(Element data from apps and pages)
■ ■ ■ ■
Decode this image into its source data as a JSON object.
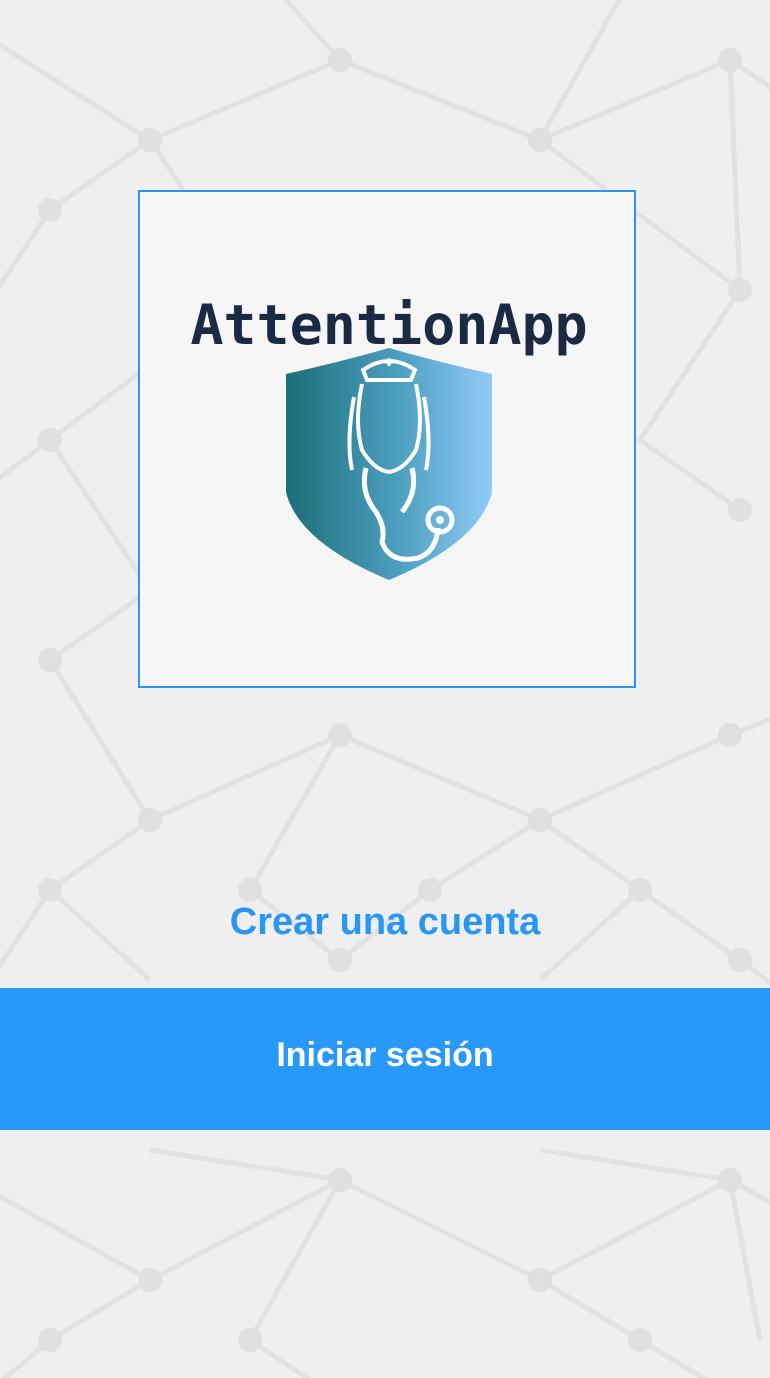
{
  "logo": {
    "brand_text": "AttentionApp",
    "icon": "shield-nurse-stethoscope-icon"
  },
  "actions": {
    "create_account_label": "Crear una cuenta",
    "login_label": "Iniciar sesión"
  },
  "colors": {
    "accent": "#2899fb",
    "link": "#2896f3",
    "background": "#efefef",
    "logo_text": "#1b2a44",
    "shield_dark": "#1c6e78",
    "shield_light": "#89c8f4"
  }
}
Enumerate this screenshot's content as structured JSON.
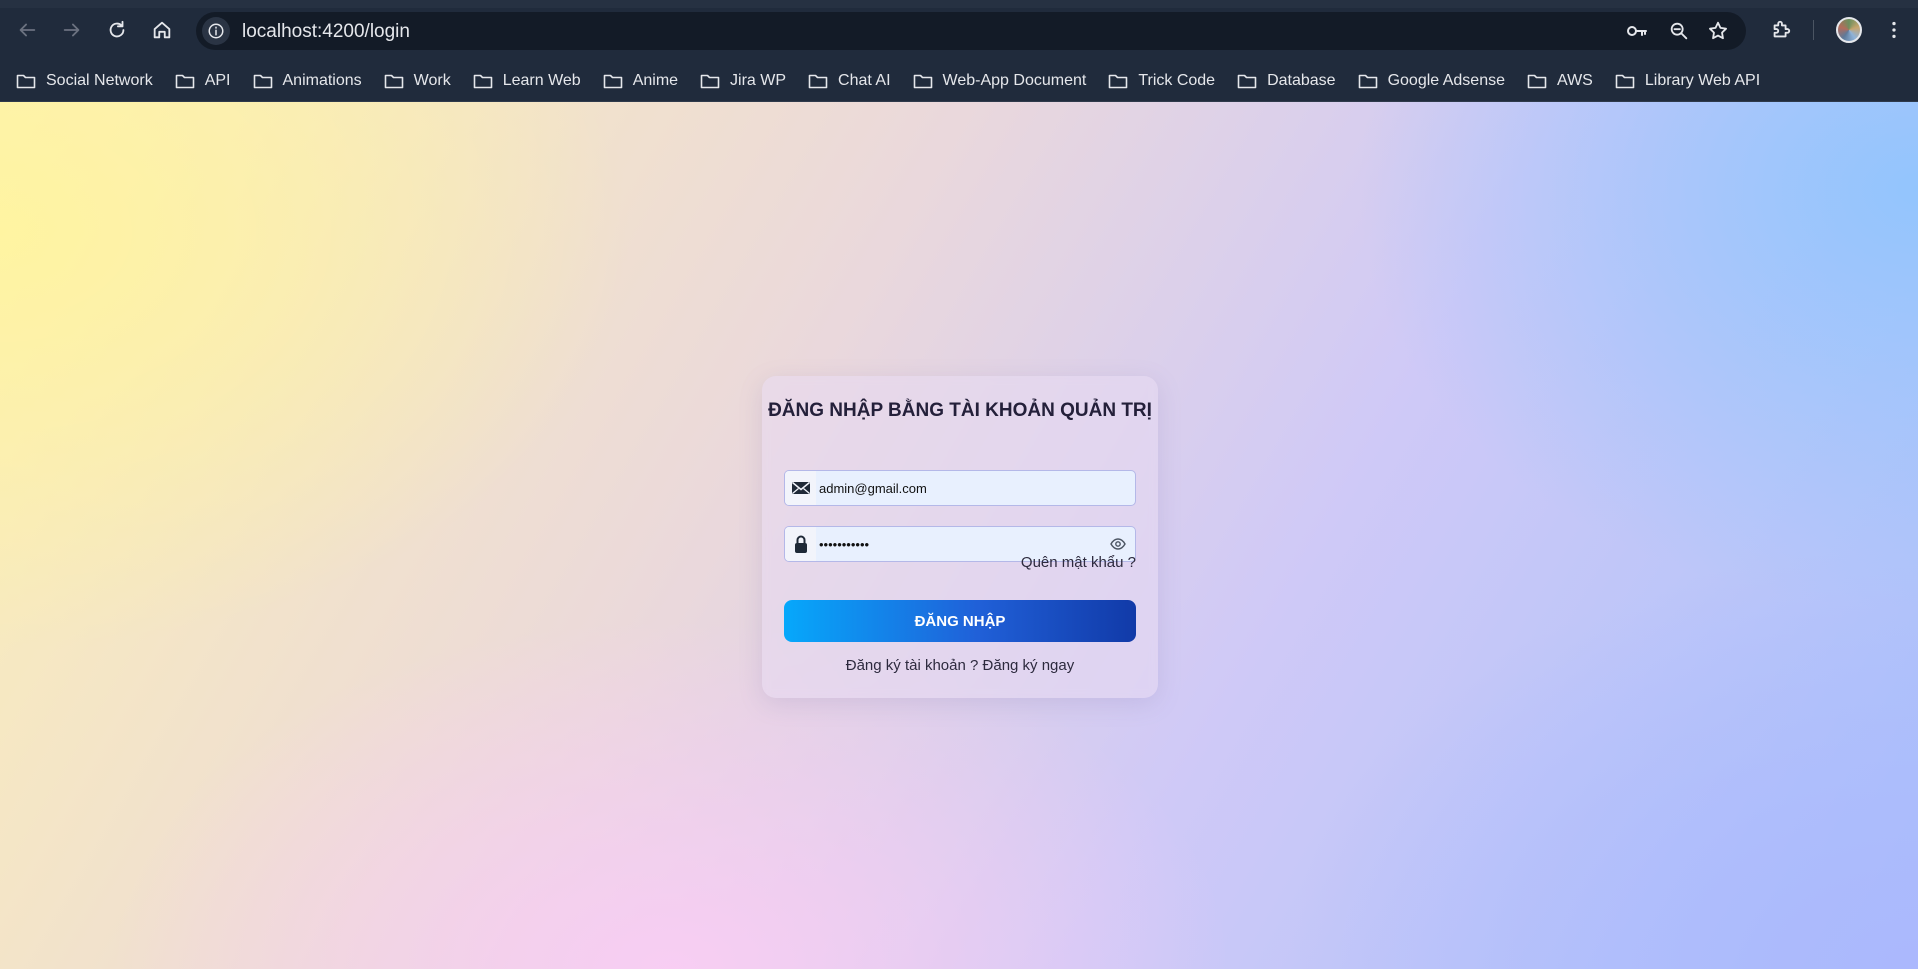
{
  "browser": {
    "url": "localhost:4200/login",
    "bookmarks": [
      {
        "label": "Social Network"
      },
      {
        "label": "API"
      },
      {
        "label": "Animations"
      },
      {
        "label": "Work"
      },
      {
        "label": "Learn Web"
      },
      {
        "label": "Anime"
      },
      {
        "label": "Jira WP"
      },
      {
        "label": "Chat AI"
      },
      {
        "label": "Web-App Document"
      },
      {
        "label": "Trick Code"
      },
      {
        "label": "Database"
      },
      {
        "label": "Google Adsense"
      },
      {
        "label": "AWS"
      },
      {
        "label": "Library Web API"
      }
    ]
  },
  "login": {
    "title": "ĐĂNG NHẬP BẰNG TÀI KHOẢN QUẢN TRỊ",
    "email_value": "admin@gmail.com",
    "password_value": "•••••••••••",
    "forgot_label": "Quên mật khẩu ?",
    "submit_label": "ĐĂNG NHẬP",
    "register_prompt": "Đăng ký tài khoản ?",
    "register_link": "Đăng ký ngay"
  },
  "colors": {
    "button_gradient_start": "#06a8fb",
    "button_gradient_end": "#113aa8",
    "title_color": "#24203a"
  }
}
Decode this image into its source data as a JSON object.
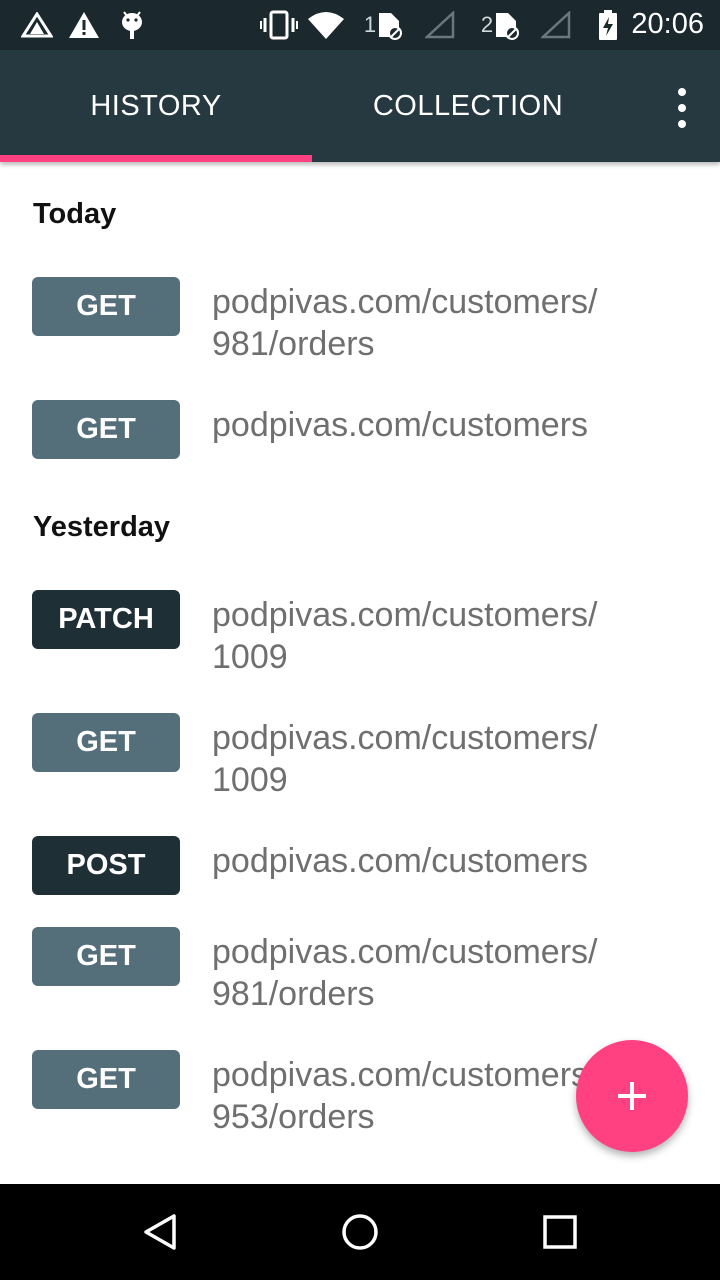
{
  "status_bar": {
    "time": "20:06",
    "sim1_label": "1",
    "sim2_label": "2",
    "icons": [
      "app-notification-icon",
      "warning-icon",
      "android-debug-icon",
      "vibrate-icon",
      "wifi-icon",
      "sim1-icon",
      "signal1-icon",
      "sim2-icon",
      "signal2-icon",
      "battery-charging-icon"
    ]
  },
  "tabs": {
    "history": "HISTORY",
    "collection": "COLLECTION",
    "selected": "history"
  },
  "colors": {
    "app_bar": "#263840",
    "status_bar": "#1b282e",
    "accent": "#ff4081",
    "get_badge": "#546e7a",
    "mutating_badge": "#1f2f36",
    "url_text": "#6f6f6f"
  },
  "sections": [
    {
      "title": "Today",
      "requests": [
        {
          "method": "GET",
          "url": "podpivas.com/customers/ 981/orders"
        },
        {
          "method": "GET",
          "url": "podpivas.com/customers"
        }
      ]
    },
    {
      "title": "Yesterday",
      "requests": [
        {
          "method": "PATCH",
          "url": "podpivas.com/customers/ 1009"
        },
        {
          "method": "GET",
          "url": "podpivas.com/customers/ 1009"
        },
        {
          "method": "POST",
          "url": "podpivas.com/customers"
        },
        {
          "method": "GET",
          "url": "podpivas.com/customers/ 981/orders"
        },
        {
          "method": "GET",
          "url": "podpivas.com/customers/ 953/orders"
        }
      ]
    }
  ],
  "fab": {
    "icon": "plus-icon"
  },
  "nav_bar": {
    "icons": [
      "back-icon",
      "home-icon",
      "recents-icon"
    ]
  }
}
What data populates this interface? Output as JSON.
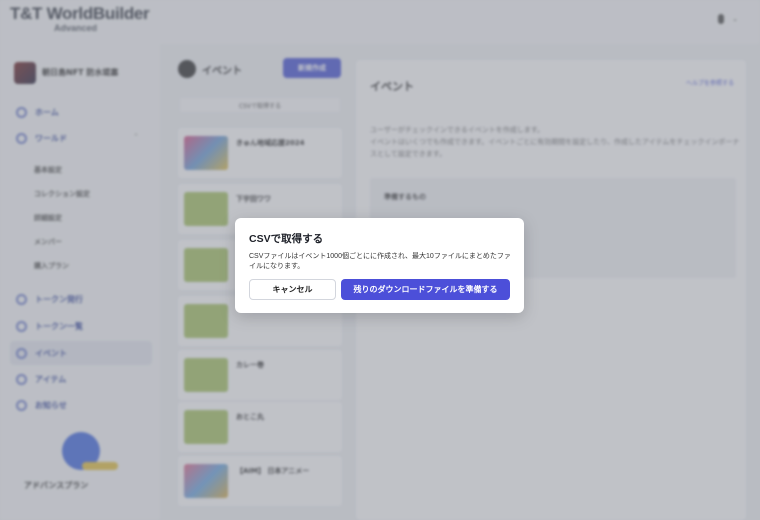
{
  "app": {
    "logo": "T&T WorldBuilder",
    "edition": "Advanced",
    "user": "",
    "accent": "#4c4fd9"
  },
  "sidebar": {
    "project_name": "朝日島NFT 防水堤塞",
    "project_sub": "",
    "items": [
      {
        "label": "ホーム",
        "icon": "home-icon"
      },
      {
        "label": "ワールド",
        "icon": "globe-icon"
      },
      {
        "label": "トークン発行",
        "icon": "mint-icon"
      },
      {
        "label": "トークン一覧",
        "icon": "list-icon"
      },
      {
        "label": "イベント",
        "icon": "calendar-icon"
      },
      {
        "label": "アイテム",
        "icon": "item-icon"
      },
      {
        "label": "お知らせ",
        "icon": "bell-icon"
      }
    ],
    "sub_items": [
      "基本設定",
      "コレクション設定",
      "詳細設定",
      "メンバー",
      "購入プラン"
    ],
    "promo_title": "アドバンスプラン",
    "promo_link": ""
  },
  "list": {
    "title": "イベント",
    "new_button": "新規作成",
    "csv_link": "CSVで取得する",
    "cards": [
      {
        "title": "きゅん地域応援2024",
        "meta": ""
      },
      {
        "title": "下宇田ワワ",
        "meta": ""
      },
      {
        "title": "",
        "meta": ""
      },
      {
        "title": "",
        "meta": ""
      },
      {
        "title": "カレー巻",
        "meta": ""
      },
      {
        "title": "おとこ丸",
        "meta": ""
      },
      {
        "title": "【AIM】 日本アニメー",
        "meta": ""
      }
    ]
  },
  "detail": {
    "title": "イベント",
    "help_link": "ヘルプを参照する",
    "desc_line1": "ユーザーがチェックインできるイベントを作成します。",
    "desc_line2": "イベントはいくつでも作成できます。イベントごとに有効期間を設定したり、作成したアイテムをチェックインボーナスとして設定できます。",
    "prep_title": "準備するもの"
  },
  "dialog": {
    "title": "CSVで取得する",
    "body": "CSVファイルはイベント1000個ごとにに作成され、最大10ファイルにまとめたファイルになります。",
    "cancel_label": "キャンセル",
    "confirm_label": "残りのダウンロードファイルを準備する"
  }
}
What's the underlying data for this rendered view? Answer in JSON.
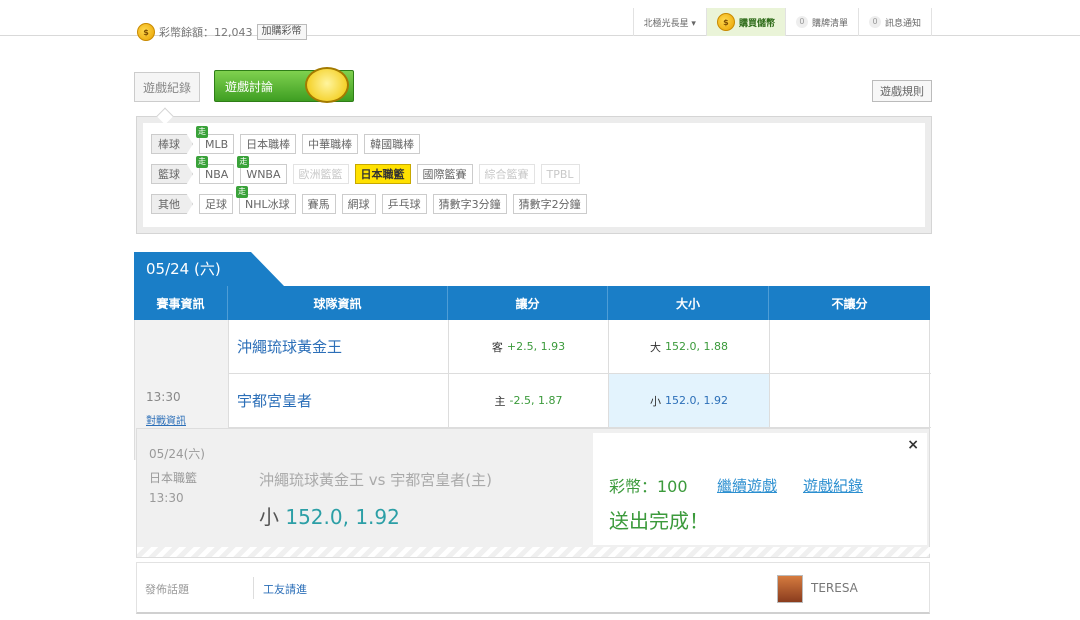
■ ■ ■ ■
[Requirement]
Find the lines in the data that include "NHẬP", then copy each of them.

[Answer for this exercise]
    "title": "ĐĂNG NHẬP BẰNG TÀI KHOẢN QUẢN TRỊ",
    "submit_label": "ĐĂNG NHẬP",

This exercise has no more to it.